Another recent study by Chen-Bo Zhong and Nina Mazar showed that participants who were exposed to products that were branded as ‘green’ were more humane and charitable than those who just saw regular products. However, they were less altruistic when they were asked to buy the product. This is an interesting twist because this could mean that actually buying the product nullifies the influence the brand has subconsciously.

So the next time I want to speed up I should walk past the KFC store…. not particularly a negative effect I must say or expose myself to an Apple logo for that sudden burst of creativity needed to write my next blog…..hmmm….. Well not sure if that is going to help but what I believe is that these studies definitely give useful insights into the idea of influencing consumers.

With the immense brand clutter the consumer experiences, the usual forms of media like television advertising or print allows the consumers to put up defense mechanism while being exposed to the ad thus making it ineffective.

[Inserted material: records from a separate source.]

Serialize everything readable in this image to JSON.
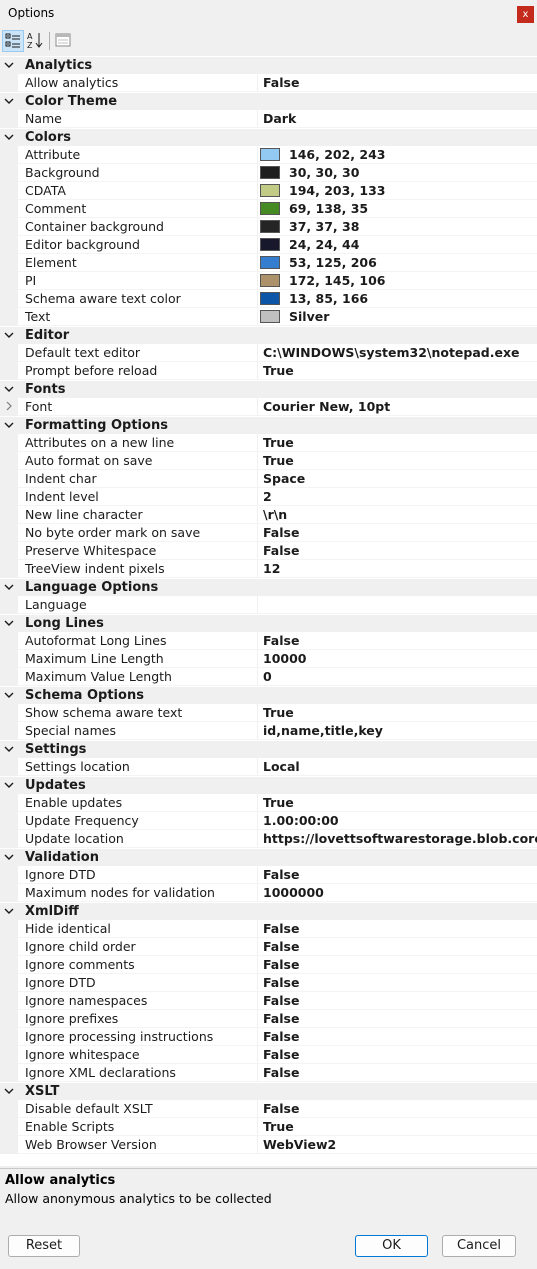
{
  "window": {
    "title": "Options",
    "close_glyph": "x"
  },
  "toolbar": {
    "buttons": [
      {
        "name": "categorized-view-icon",
        "active": true
      },
      {
        "name": "alphabetical-sort-icon",
        "active": false
      },
      {
        "name": "property-pages-icon",
        "active": false
      }
    ]
  },
  "grid": {
    "categories": [
      {
        "label": "Analytics",
        "props": [
          {
            "name": "Allow analytics",
            "value": "False"
          }
        ]
      },
      {
        "label": "Color Theme",
        "props": [
          {
            "name": "Name",
            "value": "Dark"
          }
        ]
      },
      {
        "label": "Colors",
        "props": [
          {
            "name": "Attribute",
            "value": "146, 202, 243",
            "color": "#92caf3"
          },
          {
            "name": "Background",
            "value": "30, 30, 30",
            "color": "#1e1e1e"
          },
          {
            "name": "CDATA",
            "value": "194, 203, 133",
            "color": "#c2cb85"
          },
          {
            "name": "Comment",
            "value": "69, 138, 35",
            "color": "#458a23"
          },
          {
            "name": "Container background",
            "value": "37, 37, 38",
            "color": "#252526"
          },
          {
            "name": "Editor background",
            "value": "24, 24, 44",
            "color": "#18182c"
          },
          {
            "name": "Element",
            "value": "53, 125, 206",
            "color": "#357dce"
          },
          {
            "name": "PI",
            "value": "172, 145, 106",
            "color": "#ac916a"
          },
          {
            "name": "Schema aware text color",
            "value": "13, 85, 166",
            "color": "#0d55a6"
          },
          {
            "name": "Text",
            "value": "Silver",
            "color": "#c0c0c0"
          }
        ]
      },
      {
        "label": "Editor",
        "props": [
          {
            "name": "Default text editor",
            "value": "C:\\WINDOWS\\system32\\notepad.exe"
          },
          {
            "name": "Prompt before reload",
            "value": "True"
          }
        ]
      },
      {
        "label": "Fonts",
        "props": [
          {
            "name": "Font",
            "value": "Courier New, 10pt",
            "expandable": true
          }
        ]
      },
      {
        "label": "Formatting Options",
        "props": [
          {
            "name": "Attributes on a new line",
            "value": "True"
          },
          {
            "name": "Auto format on save",
            "value": "True"
          },
          {
            "name": "Indent char",
            "value": "Space"
          },
          {
            "name": "Indent level",
            "value": "2"
          },
          {
            "name": "New line character",
            "value": "\\r\\n"
          },
          {
            "name": "No byte order mark on save",
            "value": "False"
          },
          {
            "name": "Preserve Whitespace",
            "value": "False"
          },
          {
            "name": "TreeView indent pixels",
            "value": "12"
          }
        ]
      },
      {
        "label": "Language Options",
        "props": [
          {
            "name": "Language",
            "value": ""
          }
        ]
      },
      {
        "label": "Long Lines",
        "props": [
          {
            "name": "Autoformat Long Lines",
            "value": "False"
          },
          {
            "name": "Maximum Line Length",
            "value": "10000"
          },
          {
            "name": "Maximum Value Length",
            "value": "0"
          }
        ]
      },
      {
        "label": "Schema Options",
        "props": [
          {
            "name": "Show schema aware text",
            "value": "True"
          },
          {
            "name": "Special names",
            "value": "id,name,title,key"
          }
        ]
      },
      {
        "label": "Settings",
        "props": [
          {
            "name": "Settings location",
            "value": "Local"
          }
        ]
      },
      {
        "label": "Updates",
        "props": [
          {
            "name": "Enable updates",
            "value": "True"
          },
          {
            "name": "Update Frequency",
            "value": "1.00:00:00"
          },
          {
            "name": "Update location",
            "value": "https://lovettsoftwarestorage.blob.core.w"
          }
        ]
      },
      {
        "label": "Validation",
        "props": [
          {
            "name": "Ignore DTD",
            "value": "False"
          },
          {
            "name": "Maximum nodes for validation",
            "value": "1000000"
          }
        ]
      },
      {
        "label": "XmlDiff",
        "props": [
          {
            "name": "Hide identical",
            "value": "False"
          },
          {
            "name": "Ignore child order",
            "value": "False"
          },
          {
            "name": "Ignore comments",
            "value": "False"
          },
          {
            "name": "Ignore DTD",
            "value": "False"
          },
          {
            "name": "Ignore namespaces",
            "value": "False"
          },
          {
            "name": "Ignore prefixes",
            "value": "False"
          },
          {
            "name": "Ignore processing instructions",
            "value": "False"
          },
          {
            "name": "Ignore whitespace",
            "value": "False"
          },
          {
            "name": "Ignore XML declarations",
            "value": "False"
          }
        ]
      },
      {
        "label": "XSLT",
        "props": [
          {
            "name": "Disable default XSLT",
            "value": "False"
          },
          {
            "name": "Enable Scripts",
            "value": "True"
          },
          {
            "name": "Web Browser Version",
            "value": "WebView2"
          }
        ]
      }
    ]
  },
  "description": {
    "title": "Allow analytics",
    "text": "Allow anonymous analytics to be collected"
  },
  "buttons": {
    "reset": "Reset",
    "ok": "OK",
    "cancel": "Cancel"
  },
  "colors": {
    "close": "#c42b1c",
    "default_button_border": "#0078d4",
    "active_tool": "#cce4f7"
  }
}
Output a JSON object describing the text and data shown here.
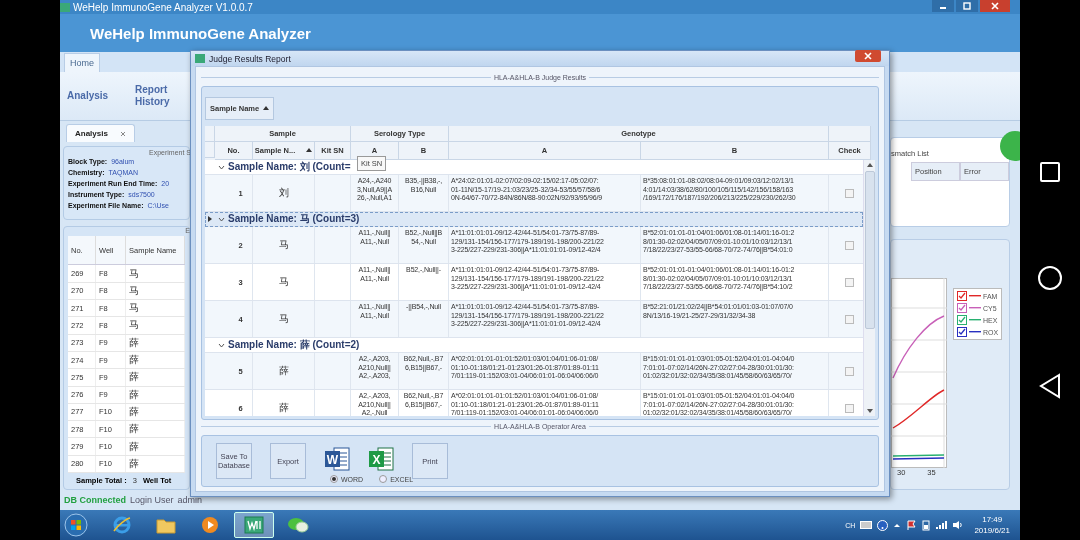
{
  "app": {
    "title": "WeHelp ImmunoGene Analyzer  V1.0.0.7",
    "header": "WeHelp ImmunoGene Analyzer",
    "ribbon_tabs": [
      {
        "label": "Home",
        "selected": true
      }
    ],
    "ribbon_buttons": [
      "Analysis",
      "Report History"
    ],
    "doc_tabs": [
      {
        "label": "Analysis",
        "selected": true
      }
    ],
    "experiment": {
      "legend": "Experiment S",
      "fields": [
        {
          "label": "Block Type:",
          "value": "96alum"
        },
        {
          "label": "Chemistry:",
          "value": "TAQMAN"
        },
        {
          "label": "Experiment Run End Time:",
          "value": "20"
        },
        {
          "label": "Instrument Type:",
          "value": "sds7500"
        },
        {
          "label": "Experiment File Name:",
          "value": "C:\\Use"
        }
      ]
    },
    "samples": {
      "legend": "E",
      "columns": [
        "No.",
        "Well",
        "Sample Name"
      ],
      "rows": [
        [
          "269",
          "F8",
          "马"
        ],
        [
          "270",
          "F8",
          "马"
        ],
        [
          "271",
          "F8",
          "马"
        ],
        [
          "272",
          "F8",
          "马"
        ],
        [
          "273",
          "F9",
          "薛"
        ],
        [
          "274",
          "F9",
          "薛"
        ],
        [
          "275",
          "F9",
          "薛"
        ],
        [
          "276",
          "F9",
          "薛"
        ],
        [
          "277",
          "F10",
          "薛"
        ],
        [
          "278",
          "F10",
          "薛"
        ],
        [
          "279",
          "F10",
          "薛"
        ],
        [
          "280",
          "F10",
          "薛"
        ]
      ],
      "sample_total_label": "Sample Total :",
      "sample_total": "3",
      "well_total_label": "Well Tot"
    },
    "mismatch": {
      "legend": "smatch List",
      "columns": [
        "Position",
        "Error"
      ]
    },
    "chart": {
      "legend": [
        {
          "name": "FAM",
          "color": "#e02828",
          "checked": true
        },
        {
          "name": "CY5",
          "color": "#c860b8",
          "checked": true
        },
        {
          "name": "HEX",
          "color": "#28b070",
          "checked": true
        },
        {
          "name": "ROX",
          "color": "#2830c0",
          "checked": true
        }
      ],
      "x_tick_labels": [
        "30",
        "35"
      ]
    },
    "status": {
      "db": "DB Connected",
      "login_label": "Login User",
      "login_user": "admin"
    }
  },
  "dialog": {
    "title": "Judge Results Report",
    "results_legend": "HLA-A&HLA-B Judge Results",
    "group_by": {
      "label": "Sample Name",
      "sorted": true
    },
    "column_groups": [
      {
        "label": "Sample",
        "columns": [
          {
            "label": "No.",
            "sorted": false
          },
          {
            "label": "Sample N...",
            "sorted": true
          },
          {
            "label": "Kit SN",
            "sorted": false
          }
        ]
      },
      {
        "label": "Serology Type",
        "columns": [
          {
            "label": "A",
            "sorted": false
          },
          {
            "label": "B",
            "sorted": false
          }
        ]
      },
      {
        "label": "Genotype",
        "columns": [
          {
            "label": "A",
            "sorted": false
          },
          {
            "label": "B",
            "sorted": false
          }
        ]
      },
      {
        "columns": [
          {
            "label": "Check",
            "sorted": false
          }
        ]
      }
    ],
    "tooltip": "Kit SN",
    "groups": [
      {
        "label": "Sample Name: 刘 (Count=",
        "expanded": true,
        "selected": false,
        "rows": [
          {
            "no": "1",
            "name": "刘",
            "serology_a": [
              "A24,-,A240",
              "3,Null,A9||A",
              "26,-,Null,A1"
            ],
            "serology_b": [
              "B35,-||B38,-,",
              "B16,Null"
            ],
            "genotype_a": [
              "A*24:02:01:01-02:07/02:09-02:15/02:17-05:02/07:",
              "01-11N/15-17/19-21:03/23/25-32/34-53/55/57/58/6",
              "0N-64/67-70/72-84N/86N/88-90:02N/92/93/95/96/9"
            ],
            "genotype_b": [
              "B*35:08:01:01-08:02/08:04-09:01/09:03/12:02/13/1",
              "4:01/14:03/38/62/80/100/105/115/142/156/158/163",
              "/169/172/176/187/192/206/213/225/229/230/262/30"
            ],
            "checked": false
          }
        ]
      },
      {
        "label": "Sample Name: 马 (Count=3)",
        "expanded": true,
        "selected": true,
        "rows": [
          {
            "no": "2",
            "name": "马",
            "serology_a": [
              "A11,-,Null||",
              "A11,-,Null"
            ],
            "serology_b": [
              "B52,-,Null||B",
              "54,-,Null"
            ],
            "genotype_a": [
              "A*11:01:01:01-09/12-42/44-51/54:01-73/75-87/89-",
              "129/131-154/156-177/179-189/191-198/200-221/22",
              "3-225/227-229/231-306||A*11:01:01:01-09/12-42/4"
            ],
            "genotype_b": [
              "B*52:01:01:01-01:04/01:06/01:08-01:14/01:16-01:2",
              "8/01:30-02:02/04/05/07/09:01-10:01/10:03/12/13/1",
              "7/18/22/23/27-53/55-66/68-70/72-74/76||B*54:01:0"
            ],
            "checked": false
          },
          {
            "no": "3",
            "name": "马",
            "serology_a": [
              "A11,-,Null||",
              "A11,-,Null"
            ],
            "serology_b": [
              "B52,-,Null||-"
            ],
            "genotype_a": [
              "A*11:01:01:01-09/12-42/44-51/54:01-73/75-87/89-",
              "129/131-154/156-177/179-189/191-198/200-221/22",
              "3-225/227-229/231-306||A*11:01:01:01-09/12-42/4"
            ],
            "genotype_b": [
              "B*52:01:01:01-01:04/01:06/01:08-01:14/01:16-01:2",
              "8/01:30-02:02/04/05/07/09:01-10:01/10:03/12/13/1",
              "7/18/22/23/27-53/55-66/68-70/72-74/76||B*54:10/2"
            ],
            "checked": false
          },
          {
            "no": "4",
            "name": "马",
            "serology_a": [
              "A11,-,Null||",
              "A11,-,Null"
            ],
            "serology_b": [
              "-||B54,-,Null"
            ],
            "genotype_a": [
              "A*11:01:01:01-09/12-42/44-51/54:01-73/75-87/89-",
              "129/131-154/156-177/179-189/191-198/200-221/22",
              "3-225/227-229/231-306||A*11:01:01:01-09/12-42/4"
            ],
            "genotype_b": [
              "B*52:21:01/21:02/24||B*54:01:01/01:03-01:07/07/0",
              "8N/13/16-19/21-25/27-29/31/32/34-38"
            ],
            "checked": false
          }
        ]
      },
      {
        "label": "Sample Name: 薛 (Count=2)",
        "expanded": true,
        "selected": false,
        "rows": [
          {
            "no": "5",
            "name": "薛",
            "serology_a": [
              "A2,-,A203,",
              "A210,Null||",
              "A2,-,A203,"
            ],
            "serology_b": [
              "B62,Null,-,B7",
              "6,B15||B67,-"
            ],
            "genotype_a": [
              "A*02:01:01:01-01:01:52/01:03/01:04/01:06-01:08/",
              "01:10-01:18/01:21-01:23/01:26-01:87/01:89-01:11",
              "7/01:119-01:152/03:01-04/06:01:01-06:04/06:06/0"
            ],
            "genotype_b": [
              "B*15:01:01:01-01:03/01:05-01:52/04:01:01-04:04/0",
              "7:01:01-07:02/14/26N-27:02/27:04-28/30:01:01/30:",
              "01:02/32:01/32:02/34/35/38:01/45/58/60/63/65/70/"
            ],
            "checked": false
          },
          {
            "no": "6",
            "name": "薛",
            "serology_a": [
              "A2,-,A203,",
              "A210,Null||",
              "A2,-,Null"
            ],
            "serology_b": [
              "B62,Null,-,B7",
              "6,B15||B67,-"
            ],
            "genotype_a": [
              "A*02:01:01:01-01:01:52/01:03/01:04/01:06-01:08/",
              "01:10-01:18/01:21-01:23/01:26-01:87/01:89-01:11",
              "7/01:119-01:152/03:01-04/06:01:01-06:04/06:06/0"
            ],
            "genotype_b": [
              "B*15:01:01:01-01:03/01:05-01:52/04:01:01-04:04/0",
              "7:01:01-07:02/14/26N-27:02/27:04-28/30:01:01/30:",
              "01:02/32:01/32:02/34/35/38:01/45/58/60/63/65/70/"
            ],
            "checked": false
          }
        ]
      }
    ],
    "operator_legend": "HLA-A&HLA-B Operator Area",
    "buttons": [
      {
        "kind": "button",
        "label": "Save To Database"
      },
      {
        "kind": "button",
        "label": "Export"
      },
      {
        "kind": "word",
        "glyph": "W"
      },
      {
        "kind": "excel",
        "glyph": "X"
      },
      {
        "kind": "button",
        "label": "Print"
      }
    ],
    "formats": [
      {
        "label": "WORD",
        "selected": true
      },
      {
        "label": "EXCEL",
        "selected": false
      }
    ]
  },
  "taskbar": {
    "apps": [
      {
        "kind": "ie",
        "active": false
      },
      {
        "kind": "folder",
        "active": false
      },
      {
        "kind": "media",
        "active": false
      },
      {
        "kind": "app",
        "active": true
      },
      {
        "kind": "chat",
        "active": false
      }
    ],
    "tray": {
      "lang": "CH",
      "time": "17:49",
      "date": "2019/6/21"
    }
  }
}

However brand managers could use insights from these studies and expose the consumers to brands in such way that it subconsciously targets them.  Subtle and smart product placements in movies and video games, web placement, viral videos or even interesting use of the ambient media seem to be the way to reach the consumers mind before they even realize they are being targeted.

What do you think do subconscious exposure of brand really affect our state of mind? If yes, Is it good or bad?